Source records

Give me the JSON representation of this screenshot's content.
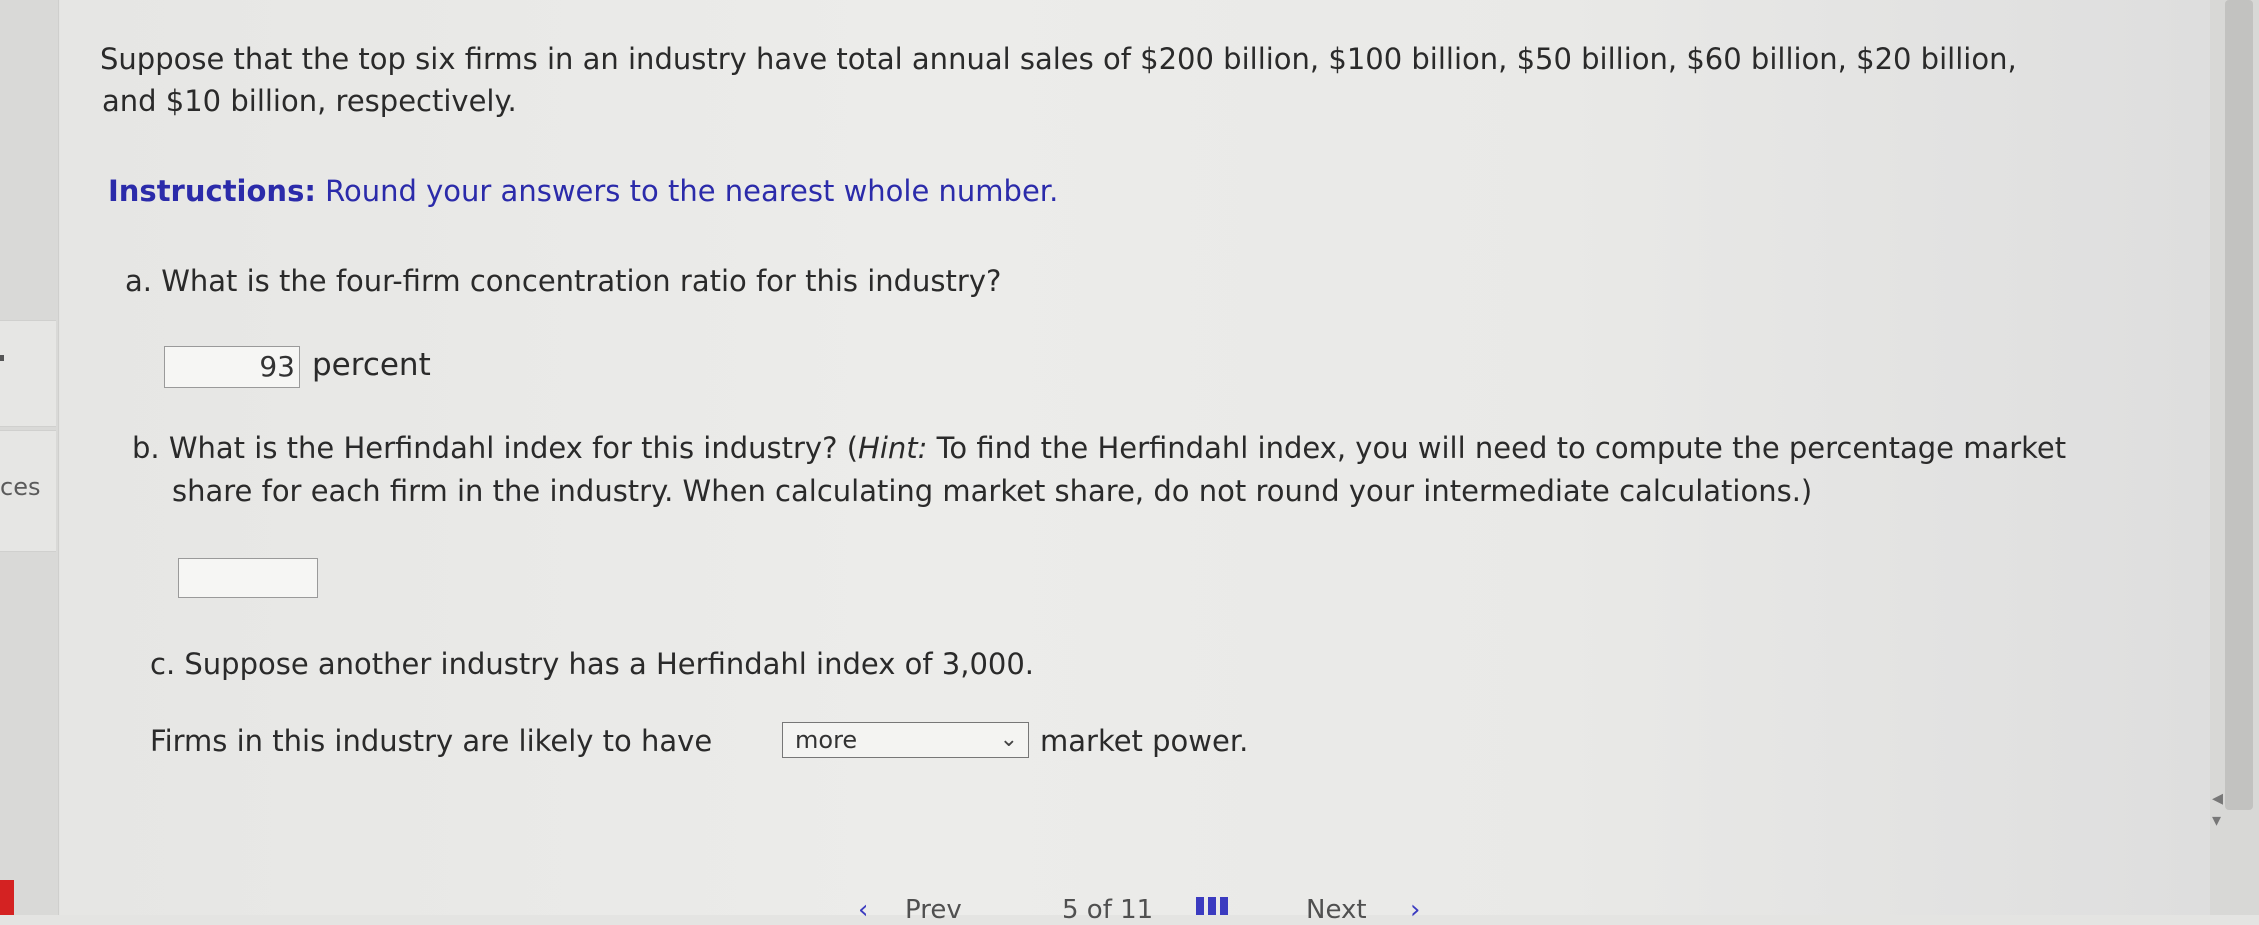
{
  "sidebar": {
    "partial_label": "ces"
  },
  "question": {
    "intro_line1": "Suppose that the top six firms in an industry have total annual sales of $200 billion, $100 billion, $50 billion, $60 billion, $20 billion,",
    "intro_line2": "and $10 billion, respectively.",
    "instructions_label": "Instructions:",
    "instructions_text": " Round your answers to the nearest whole number.",
    "part_a": {
      "text": "a. What is the four-firm concentration ratio for this industry?",
      "answer": "93",
      "unit": "percent"
    },
    "part_b": {
      "line1_prefix": "b. What is the Herfindahl index for this industry? (",
      "hint_label": "Hint:",
      "line1_suffix": " To find the Herfindahl index, you will need to compute the percentage market",
      "line2": "share for each firm in the industry. When calculating market share, do not round your intermediate calculations.)",
      "answer": ""
    },
    "part_c": {
      "text": "c. Suppose another industry has a Herfindahl index of 3,000.",
      "sentence_prefix": "Firms in this industry are likely to have",
      "selected_option": "more",
      "sentence_suffix": "market power."
    }
  },
  "bottom_nav": {
    "prev_arrow": "‹",
    "prev_label": "Prev",
    "page_info": "5 of 11",
    "next_label": "Next",
    "next_arrow": "›"
  },
  "colors": {
    "instructions": "#2b2baa",
    "nav_accent": "#3b3bc0",
    "red_marker": "#d42222"
  }
}
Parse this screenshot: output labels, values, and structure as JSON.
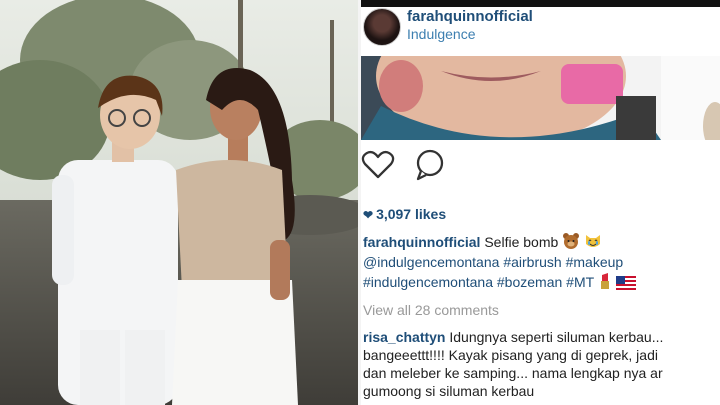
{
  "photo": {
    "description_icon": "couple-photo"
  },
  "post": {
    "username": "farahquinnofficial",
    "location": "Indulgence",
    "likes": "3,097 likes",
    "caption_user": "farahquinnofficial",
    "caption_text": " Selfie bomb ",
    "tag1": "@indulgencemontana",
    "tag2": "#airbrush",
    "tag3": "#makeup",
    "tag4": "#indulgencemontana",
    "tag5": "#bozeman",
    "tag6": "#MT",
    "view_all": "View all 28 comments",
    "comment_user": "risa_chattyn",
    "comment_line1": " Idungnya seperti siluman kerbau...",
    "comment_line2": "bangeeettt!!!! Kayak pisang yang di geprek, jadi",
    "comment_line3": "dan meleber ke samping... nama lengkap nya ar",
    "comment_line4": "gumoong si siluman kerbau"
  },
  "colors": {
    "link": "#1f4e78",
    "location": "#3d7fb0",
    "muted": "#999999"
  },
  "icons": [
    "heart-outline-icon",
    "comment-icon",
    "heart-filled-icon",
    "bear-emoji",
    "cat-emoji",
    "lipstick-emoji",
    "us-flag-emoji"
  ]
}
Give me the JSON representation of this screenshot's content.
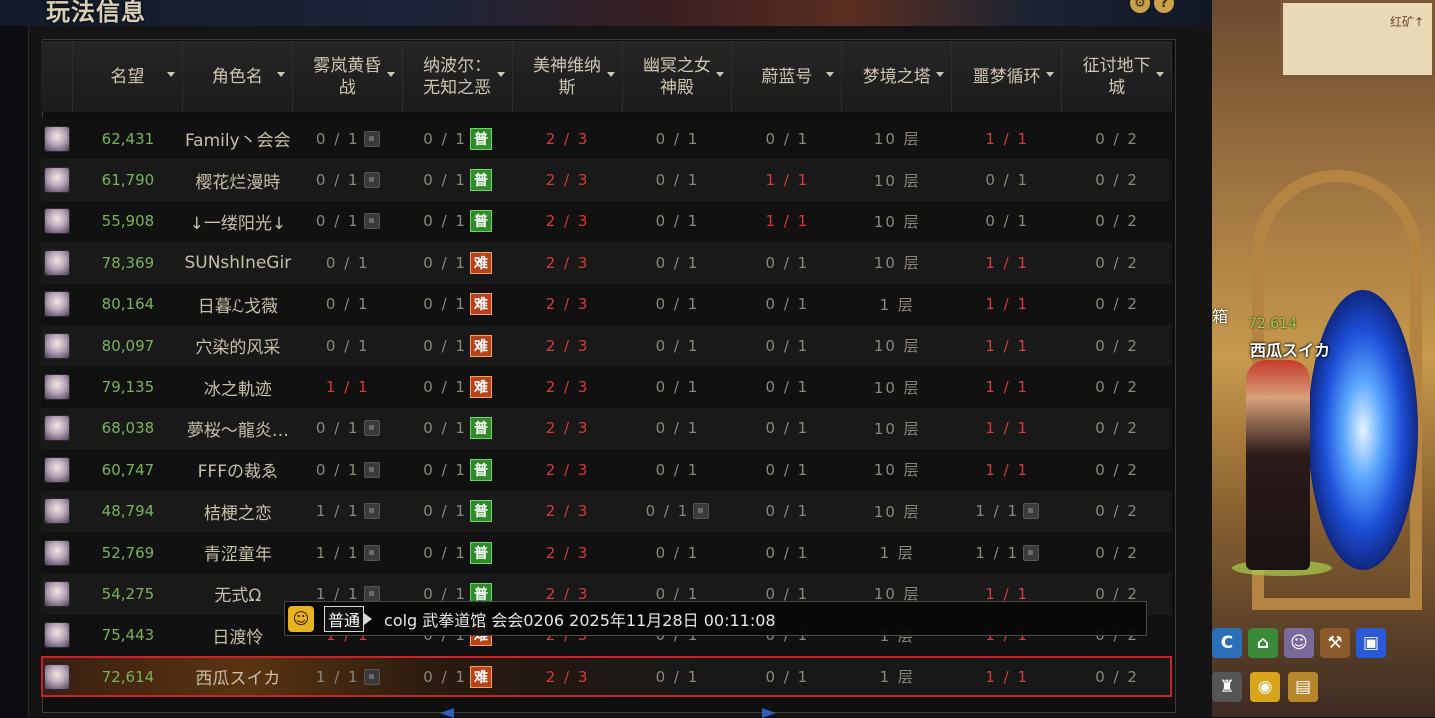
{
  "panel": {
    "title": "玩法信息"
  },
  "header": {
    "columns": [
      {
        "label": "名望"
      },
      {
        "label": "角色名"
      },
      {
        "label": "雾岚黄昏战"
      },
      {
        "label": "纳波尔：无知之恶"
      },
      {
        "label": "美神维纳斯"
      },
      {
        "label": "幽冥之女神殿"
      },
      {
        "label": "蔚蓝号"
      },
      {
        "label": "梦境之塔"
      },
      {
        "label": "噩梦循环"
      },
      {
        "label": "征讨地下城"
      }
    ]
  },
  "badges": {
    "normal": "普",
    "hard": "难"
  },
  "rows": [
    {
      "fame": "62,431",
      "name": "Family丶会会",
      "c1": "0 / 1",
      "c1_lock": true,
      "c2": "0 / 1",
      "c2_badge": "normal",
      "c3": "2 / 3",
      "c3_red": true,
      "c4": "0 / 1",
      "c4_lock": false,
      "c5": "0 / 1",
      "c5_red": false,
      "c6": "10 层",
      "c7": "1 / 1",
      "c7_red": true,
      "c7_lock": false,
      "c8": "0 / 2"
    },
    {
      "fame": "61,790",
      "name": "樱花烂漫時",
      "c1": "0 / 1",
      "c1_lock": true,
      "c2": "0 / 1",
      "c2_badge": "normal",
      "c3": "2 / 3",
      "c3_red": true,
      "c4": "0 / 1",
      "c4_lock": false,
      "c5": "1 / 1",
      "c5_red": true,
      "c6": "10 层",
      "c7": "0 / 1",
      "c7_red": false,
      "c7_lock": false,
      "c8": "0 / 2"
    },
    {
      "fame": "55,908",
      "name": "↓一缕阳光↓",
      "c1": "0 / 1",
      "c1_lock": true,
      "c2": "0 / 1",
      "c2_badge": "normal",
      "c3": "2 / 3",
      "c3_red": true,
      "c4": "0 / 1",
      "c4_lock": false,
      "c5": "1 / 1",
      "c5_red": true,
      "c6": "10 层",
      "c7": "0 / 1",
      "c7_red": false,
      "c7_lock": false,
      "c8": "0 / 2"
    },
    {
      "fame": "78,369",
      "name": "SUNshⅠneGir",
      "c1": "0 / 1",
      "c1_lock": false,
      "c2": "0 / 1",
      "c2_badge": "hard",
      "c3": "2 / 3",
      "c3_red": true,
      "c4": "0 / 1",
      "c4_lock": false,
      "c5": "0 / 1",
      "c5_red": false,
      "c6": "10 层",
      "c7": "1 / 1",
      "c7_red": true,
      "c7_lock": false,
      "c8": "0 / 2"
    },
    {
      "fame": "80,164",
      "name": "日暮ℒ戈薇",
      "c1": "0 / 1",
      "c1_lock": false,
      "c2": "0 / 1",
      "c2_badge": "hard",
      "c3": "2 / 3",
      "c3_red": true,
      "c4": "0 / 1",
      "c4_lock": false,
      "c5": "0 / 1",
      "c5_red": false,
      "c6": "1 层",
      "c7": "1 / 1",
      "c7_red": true,
      "c7_lock": false,
      "c8": "0 / 2"
    },
    {
      "fame": "80,097",
      "name": "穴染的风采",
      "c1": "0 / 1",
      "c1_lock": false,
      "c2": "0 / 1",
      "c2_badge": "hard",
      "c3": "2 / 3",
      "c3_red": true,
      "c4": "0 / 1",
      "c4_lock": false,
      "c5": "0 / 1",
      "c5_red": false,
      "c6": "10 层",
      "c7": "1 / 1",
      "c7_red": true,
      "c7_lock": false,
      "c8": "0 / 2"
    },
    {
      "fame": "79,135",
      "name": "冰之軌迹",
      "c1": "1 / 1",
      "c1_lock": false,
      "c1_red": true,
      "c2": "0 / 1",
      "c2_badge": "hard",
      "c3": "2 / 3",
      "c3_red": true,
      "c4": "0 / 1",
      "c4_lock": false,
      "c5": "0 / 1",
      "c5_red": false,
      "c6": "10 层",
      "c7": "1 / 1",
      "c7_red": true,
      "c7_lock": false,
      "c8": "0 / 2"
    },
    {
      "fame": "68,038",
      "name": "夢桜～龍炎…",
      "c1": "0 / 1",
      "c1_lock": true,
      "c2": "0 / 1",
      "c2_badge": "normal",
      "c3": "2 / 3",
      "c3_red": true,
      "c4": "0 / 1",
      "c4_lock": false,
      "c5": "0 / 1",
      "c5_red": false,
      "c6": "10 层",
      "c7": "1 / 1",
      "c7_red": true,
      "c7_lock": false,
      "c8": "0 / 2"
    },
    {
      "fame": "60,747",
      "name": "FFFの裁ゑ",
      "c1": "0 / 1",
      "c1_lock": true,
      "c2": "0 / 1",
      "c2_badge": "normal",
      "c3": "2 / 3",
      "c3_red": true,
      "c4": "0 / 1",
      "c4_lock": false,
      "c5": "0 / 1",
      "c5_red": false,
      "c6": "10 层",
      "c7": "1 / 1",
      "c7_red": true,
      "c7_lock": false,
      "c8": "0 / 2"
    },
    {
      "fame": "48,794",
      "name": "桔梗之恋",
      "c1": "1 / 1",
      "c1_lock": true,
      "c2": "0 / 1",
      "c2_badge": "normal",
      "c3": "2 / 3",
      "c3_red": true,
      "c4": "0 / 1",
      "c4_lock": true,
      "c5": "0 / 1",
      "c5_red": false,
      "c6": "10 层",
      "c7": "1 / 1",
      "c7_red": false,
      "c7_lock": true,
      "c8": "0 / 2"
    },
    {
      "fame": "52,769",
      "name": "青涩童年",
      "c1": "1 / 1",
      "c1_lock": true,
      "c2": "0 / 1",
      "c2_badge": "normal",
      "c3": "2 / 3",
      "c3_red": true,
      "c4": "0 / 1",
      "c4_lock": false,
      "c5": "0 / 1",
      "c5_red": false,
      "c6": "1 层",
      "c7": "1 / 1",
      "c7_red": false,
      "c7_lock": true,
      "c8": "0 / 2"
    },
    {
      "fame": "54,275",
      "name": "无式Ω",
      "c1": "1 / 1",
      "c1_lock": true,
      "c2": "0 / 1",
      "c2_badge": "normal",
      "c3": "2 / 3",
      "c3_red": true,
      "c4": "0 / 1",
      "c4_lock": false,
      "c5": "0 / 1",
      "c5_red": false,
      "c6": "10 层",
      "c7": "1 / 1",
      "c7_red": true,
      "c7_lock": false,
      "c8": "0 / 2"
    },
    {
      "fame": "75,443",
      "name": "日渡怜",
      "c1": "1 / 1",
      "c1_lock": false,
      "c1_red": true,
      "c2": "0 / 1",
      "c2_badge": "hard",
      "c3": "2 / 3",
      "c3_red": true,
      "c4": "0 / 1",
      "c4_lock": false,
      "c5": "0 / 1",
      "c5_red": false,
      "c6": "1 层",
      "c7": "1 / 1",
      "c7_red": true,
      "c7_lock": false,
      "c8": "0 / 2"
    },
    {
      "fame": "72,614",
      "name": "西瓜スイカ",
      "c1": "1 / 1",
      "c1_lock": true,
      "c2": "0 / 1",
      "c2_badge": "hard",
      "c3": "2 / 3",
      "c3_red": true,
      "c4": "0 / 1",
      "c4_lock": false,
      "c5": "0 / 1",
      "c5_red": false,
      "c6": "1 层",
      "c7": "1 / 1",
      "c7_red": true,
      "c7_lock": false,
      "c8": "0 / 2",
      "selected": true
    }
  ],
  "chat": {
    "emote": "☺",
    "channel": "普通",
    "text": "colg 武拳道馆 会会0206 2025年11月28日 00:11:08"
  },
  "scene": {
    "panel_text": "红矿↑",
    "side_text": "箱",
    "char_fame": "72,614",
    "char_name": "西瓜スイカ",
    "toolbar": [
      "C",
      "⌂",
      "☺",
      "⚒",
      "▣"
    ],
    "toolbar2": [
      "♜",
      "◉",
      "▤"
    ]
  }
}
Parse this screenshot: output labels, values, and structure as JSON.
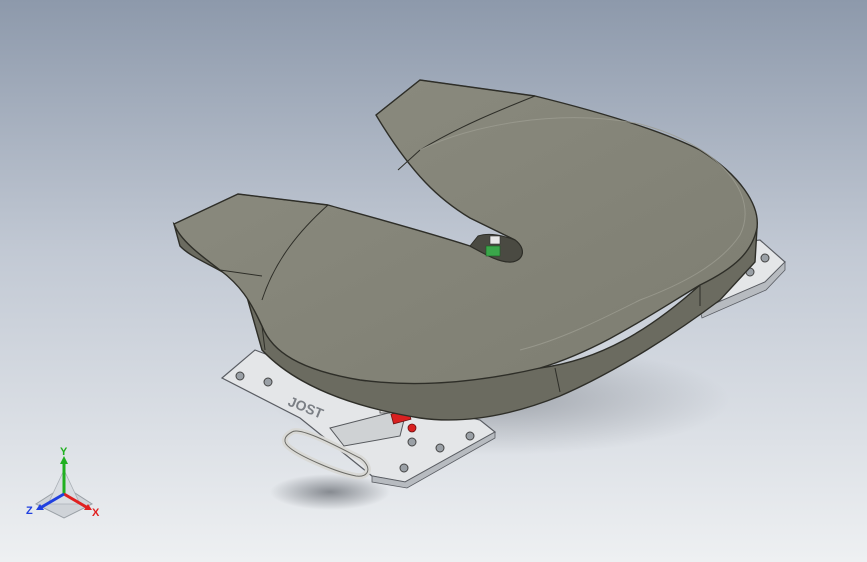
{
  "scene": {
    "colors": {
      "background_top": "#8d99ab",
      "background_bottom": "#eef0f2",
      "plate_top": "#8a8a7d",
      "plate_side": "#6b6b60",
      "plate_edge": "#3b3b34",
      "base_plate": "#e4e6e8",
      "handle_ring": "#d9d9d6",
      "lock_red": "#d92020",
      "accent_green": "#3aa64a"
    },
    "icons": {
      "fifth_wheel": "fifth-wheel-coupling-model",
      "triad": "view-orientation-triad-icon"
    }
  },
  "triad": {
    "y_label": "Y",
    "z_label": "Z",
    "x_label": "X",
    "colors": {
      "x": "#e02020",
      "y": "#20b020",
      "z": "#2040e0"
    }
  },
  "base": {
    "engraving": "JOST"
  }
}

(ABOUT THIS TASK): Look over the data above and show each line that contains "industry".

(SOLUTION):
    "intro_line1": "Suppose that the top six firms in an industry have total annual sales of $200 billion, $100 billion, $50 billion, $60 billion, $20 billion,",
      "text": "a. What is the four-firm concentration ratio for this industry?",
      "line1_prefix": "b. What is the Herfindahl index for this industry? (",
      "line2": "share for each firm in the industry. When calculating market share, do not round your intermediate calculations.)",
      "text": "c. Suppose another industry has a Herfindahl index of 3,000.",
      "sentence_prefix": "Firms in this industry are likely to have",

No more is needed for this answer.